Edited by leading Lincoln scholars Joshua Wolf Shenk and Harold Holzer, this companion volume to the Library of Congress exhibition offers a fresh and intimate perspective on a man whose thoughts and words continue to affect history. To underscore the resonance of Lincoln’s writings on contemporary culture, each manuscript is accompanied by a reflection on Lincoln by a prominent American from the arts, politics, literature, or entertainment, including Toni Morrison, Sam Waterston, Robert Pinsky, Gore Vidal, and presidents Carter, George H.W., and George W. Bush.
While Lincoln’s words are quite well known, the original manuscripts boast a unique power and beauty and provide rare insight into the creative process. In this collection we can see the ebb and flow of Lincoln’s thoughts, emotions, hopes, and doubts. We can see where he paused to dip his pen in the ink or to capture an idea. We can see where he added a word or phrase, and where he crossed out others, searching for the most precise, and concise, expression. In these marks on the page, Lincoln’s character is available to us with a profound immediacy. From such icons as the Gettysburg Address and the inaugural speeches to seldom-seen but superb rarities, here is the world as Lincoln saw and shaped it in words and images that resound to this very day.
Abraham Lincoln was a store owner, postmaster, county surveyor, and lawyer, before sitting in both the House of Representatives and Senate.
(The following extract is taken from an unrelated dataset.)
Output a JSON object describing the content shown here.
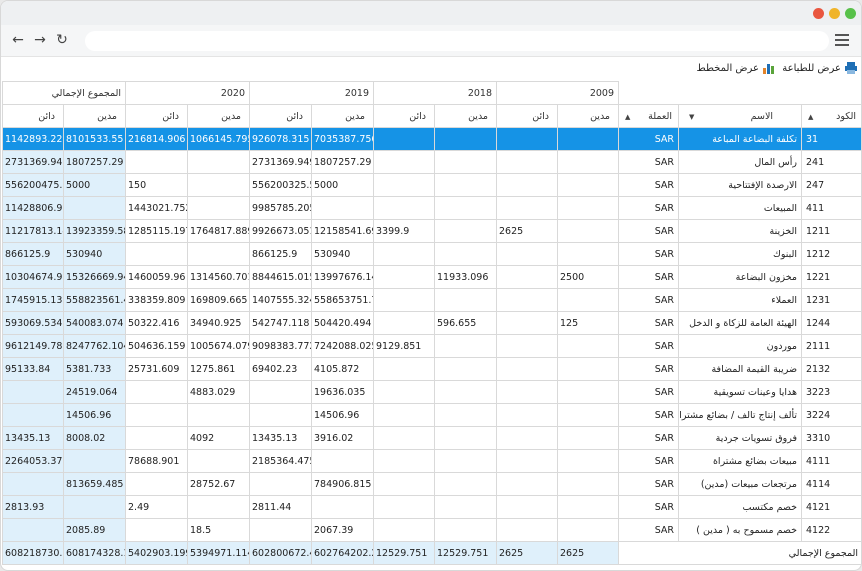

He was our 16th President, being elected twice, and serving until his assassination in 1865. He is best known for leading the United States through the Civil War, and his anti-slavery stance.